Discrete Manufacturing: Discrete manufacturing processes create products by assembling unconnected distinct parts as in the production of distinct items such as automobiles, appliances, or computers.
Discrete Manufacturing – A production process that produces individual items in small lots or batches.
Distribution: Outbound logistics, from the end of the production line to the end user. 1) The activities associated with the movement of material, usually finished goods or service parts, from the manufacturer to the customer. These activities encompass the functions of transportation, warehousing, inventory control, material handling, order administration, site and location analysis, industrial packaging, data processing, and the communications network necessary for effective management. It includes all activities related to physical distribution, as well as the return of goods to the manufacturer. In many cases, this movement is made through one or more levels of field warehouses. Synonym: Physical Distribution. 2) The systematic division of a whole into discrete parts having distinctive characteristics.
Distribution Requirements Planning (DRP): A system of determining demands for inventory at distribution centers and consolidating demand information in reverse as input to the production and materials system.
Distribution Resource Planning (DRP II): The extension of distribution requirements planning into the planning of the key resources contained in a distribution system: warehouse space, workforce, money, trucks, freight cars, etc.
Dock-to-Stock: A program by which specific quality and packaging requirements are met before the product is released. Pre-qualified product is shipped directly into the customer's inventory. Dock-to-stock eliminates the costly handling of components, specifically in receiving and inspection and enables product to move directly into production.
Document Management – Provides storage, retrieval and manipulation of documents in a compact space.
Drop Ship: To take the title of the product but not actually handle, stock, or deliver it, e.g., to have one supplier ship directly to another or to have a supplier ship directly to the buyer’s customer.
Drum-Buffer-Rope (DBR): In the theory of constraints, the generalized process used to manage resources to maximize throughput. The drum is the rate or pace of production set by the system’s constraint. The buffers establish the protection against uncertainty so that the system can maximize throughput.

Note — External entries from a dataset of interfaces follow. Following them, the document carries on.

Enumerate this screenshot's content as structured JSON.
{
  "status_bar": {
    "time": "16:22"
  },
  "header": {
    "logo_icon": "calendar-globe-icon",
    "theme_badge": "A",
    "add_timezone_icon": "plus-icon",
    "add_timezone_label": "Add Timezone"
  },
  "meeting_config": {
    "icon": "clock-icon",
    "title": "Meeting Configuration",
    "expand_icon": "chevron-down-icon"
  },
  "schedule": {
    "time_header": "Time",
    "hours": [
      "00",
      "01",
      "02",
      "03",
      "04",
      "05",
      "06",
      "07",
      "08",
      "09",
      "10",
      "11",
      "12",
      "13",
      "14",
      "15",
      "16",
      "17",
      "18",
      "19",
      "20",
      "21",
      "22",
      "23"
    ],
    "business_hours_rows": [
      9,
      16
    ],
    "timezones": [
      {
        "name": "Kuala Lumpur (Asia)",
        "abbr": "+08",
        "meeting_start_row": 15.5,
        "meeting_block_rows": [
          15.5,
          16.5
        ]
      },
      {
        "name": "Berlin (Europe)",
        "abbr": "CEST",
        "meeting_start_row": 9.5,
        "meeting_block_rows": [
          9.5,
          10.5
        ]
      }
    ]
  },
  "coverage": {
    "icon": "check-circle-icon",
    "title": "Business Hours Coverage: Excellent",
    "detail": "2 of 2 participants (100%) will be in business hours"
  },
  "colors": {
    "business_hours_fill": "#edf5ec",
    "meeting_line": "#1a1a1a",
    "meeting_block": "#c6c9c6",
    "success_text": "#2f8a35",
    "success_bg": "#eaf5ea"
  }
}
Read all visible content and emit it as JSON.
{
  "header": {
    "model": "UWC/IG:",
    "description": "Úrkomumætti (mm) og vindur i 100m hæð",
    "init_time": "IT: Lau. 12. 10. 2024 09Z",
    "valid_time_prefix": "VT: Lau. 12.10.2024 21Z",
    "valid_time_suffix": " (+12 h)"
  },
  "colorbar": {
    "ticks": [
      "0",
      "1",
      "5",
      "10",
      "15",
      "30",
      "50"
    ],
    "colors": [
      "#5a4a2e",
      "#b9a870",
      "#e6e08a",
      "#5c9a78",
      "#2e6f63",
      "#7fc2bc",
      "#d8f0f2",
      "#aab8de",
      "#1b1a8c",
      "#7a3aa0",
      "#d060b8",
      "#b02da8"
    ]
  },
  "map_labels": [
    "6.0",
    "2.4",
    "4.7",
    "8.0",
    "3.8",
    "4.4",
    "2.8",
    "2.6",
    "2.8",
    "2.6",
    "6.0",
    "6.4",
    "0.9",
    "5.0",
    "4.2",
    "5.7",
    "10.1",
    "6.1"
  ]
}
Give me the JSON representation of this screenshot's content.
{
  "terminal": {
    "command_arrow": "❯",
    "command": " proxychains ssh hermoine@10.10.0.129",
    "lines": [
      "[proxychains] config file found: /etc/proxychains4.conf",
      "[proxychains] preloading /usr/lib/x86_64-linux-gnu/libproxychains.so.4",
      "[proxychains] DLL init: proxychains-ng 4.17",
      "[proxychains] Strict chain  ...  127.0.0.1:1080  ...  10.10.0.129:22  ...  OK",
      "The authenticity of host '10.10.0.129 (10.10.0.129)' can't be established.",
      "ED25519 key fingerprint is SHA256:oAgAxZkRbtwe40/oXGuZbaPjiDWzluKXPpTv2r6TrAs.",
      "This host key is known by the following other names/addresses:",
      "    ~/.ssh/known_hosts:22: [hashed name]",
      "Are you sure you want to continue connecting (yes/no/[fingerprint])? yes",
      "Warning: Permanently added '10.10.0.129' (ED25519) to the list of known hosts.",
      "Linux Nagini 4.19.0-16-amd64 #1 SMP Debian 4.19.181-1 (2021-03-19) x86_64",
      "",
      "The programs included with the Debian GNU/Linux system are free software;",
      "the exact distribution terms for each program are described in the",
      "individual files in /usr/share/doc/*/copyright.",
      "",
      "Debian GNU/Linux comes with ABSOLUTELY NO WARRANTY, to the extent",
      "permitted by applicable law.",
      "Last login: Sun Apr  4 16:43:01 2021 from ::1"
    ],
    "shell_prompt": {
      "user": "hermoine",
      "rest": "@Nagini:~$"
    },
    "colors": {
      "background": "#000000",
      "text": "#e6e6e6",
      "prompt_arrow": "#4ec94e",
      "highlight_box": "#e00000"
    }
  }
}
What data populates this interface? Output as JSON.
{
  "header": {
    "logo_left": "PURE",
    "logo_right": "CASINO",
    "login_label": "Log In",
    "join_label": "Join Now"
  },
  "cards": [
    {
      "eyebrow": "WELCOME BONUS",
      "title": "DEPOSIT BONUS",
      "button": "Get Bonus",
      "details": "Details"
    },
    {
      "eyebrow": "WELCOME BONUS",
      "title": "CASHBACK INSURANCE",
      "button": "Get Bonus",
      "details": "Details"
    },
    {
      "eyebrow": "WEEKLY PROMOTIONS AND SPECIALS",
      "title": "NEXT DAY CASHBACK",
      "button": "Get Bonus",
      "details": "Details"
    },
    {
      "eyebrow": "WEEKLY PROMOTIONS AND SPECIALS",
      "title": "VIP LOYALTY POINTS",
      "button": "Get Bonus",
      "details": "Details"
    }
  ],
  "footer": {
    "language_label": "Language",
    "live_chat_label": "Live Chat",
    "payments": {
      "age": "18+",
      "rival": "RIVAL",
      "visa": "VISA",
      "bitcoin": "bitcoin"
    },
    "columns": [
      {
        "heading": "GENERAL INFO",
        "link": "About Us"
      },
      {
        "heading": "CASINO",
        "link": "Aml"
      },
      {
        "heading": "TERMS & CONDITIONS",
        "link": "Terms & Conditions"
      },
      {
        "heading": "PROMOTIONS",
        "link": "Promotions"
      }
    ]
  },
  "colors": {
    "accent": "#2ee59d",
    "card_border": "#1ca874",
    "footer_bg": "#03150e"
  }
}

The rope is a communication process from the constraint to the gating operation that checks or limits material released into the system to support the constraint.